■ WORK TASK
Once the pictures are set aside, copy everything else in the records exactly.

STUDY MATERIAL START

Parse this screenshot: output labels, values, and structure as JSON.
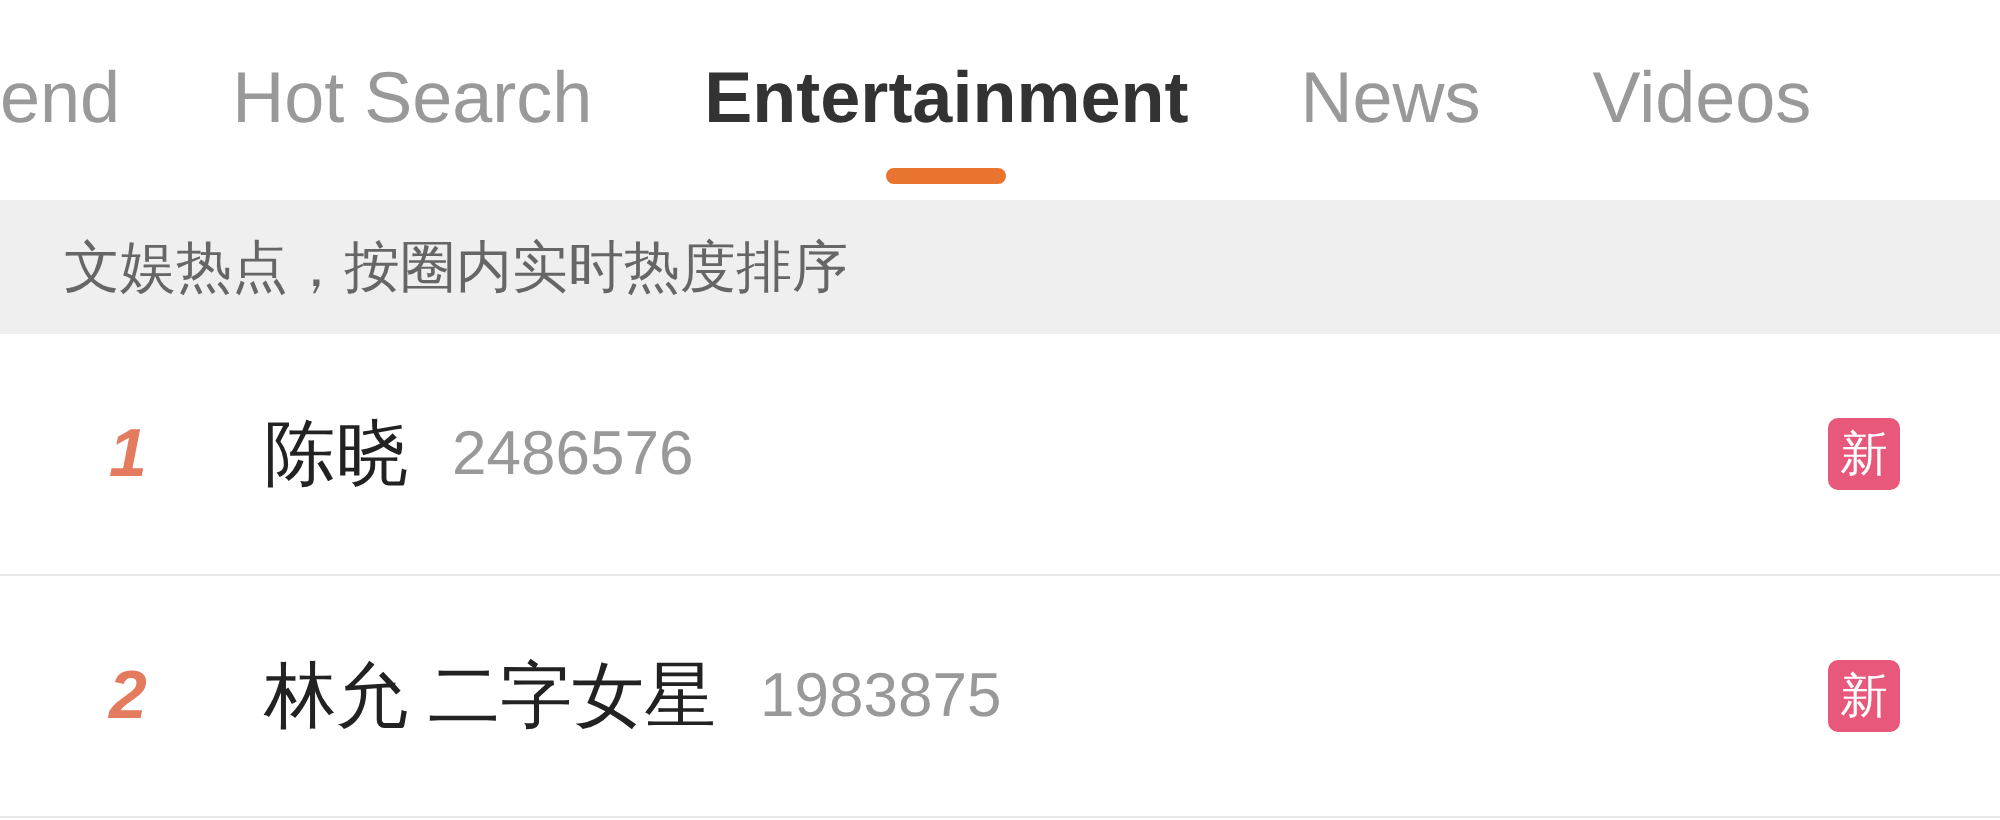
{
  "tabs": [
    {
      "label": "end",
      "selected": false
    },
    {
      "label": "Hot Search",
      "selected": false
    },
    {
      "label": "Entertainment",
      "selected": true
    },
    {
      "label": "News",
      "selected": false
    },
    {
      "label": "Videos",
      "selected": false
    }
  ],
  "banner": "文娱热点，按圈内实时热度排序",
  "items": [
    {
      "rank": "1",
      "title": "陈晓",
      "count": "2486576",
      "badge": "新"
    },
    {
      "rank": "2",
      "title": "林允 二字女星",
      "count": "1983875",
      "badge": "新"
    }
  ]
}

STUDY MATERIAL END

■ RESPONSE BELOW
Parse this screenshot: output labels, values, and structure as JSON.
{
  "tabs": [
    {
      "label": "end",
      "selected": false
    },
    {
      "label": "Hot Search",
      "selected": false
    },
    {
      "label": "Entertainment",
      "selected": true
    },
    {
      "label": "News",
      "selected": false
    },
    {
      "label": "Videos",
      "selected": false
    }
  ],
  "banner": "文娱热点，按圈内实时热度排序",
  "items": [
    {
      "rank": "1",
      "title": "陈晓",
      "count": "2486576",
      "badge": "新"
    },
    {
      "rank": "2",
      "title": "林允 二字女星",
      "count": "1983875",
      "badge": "新"
    }
  ]
}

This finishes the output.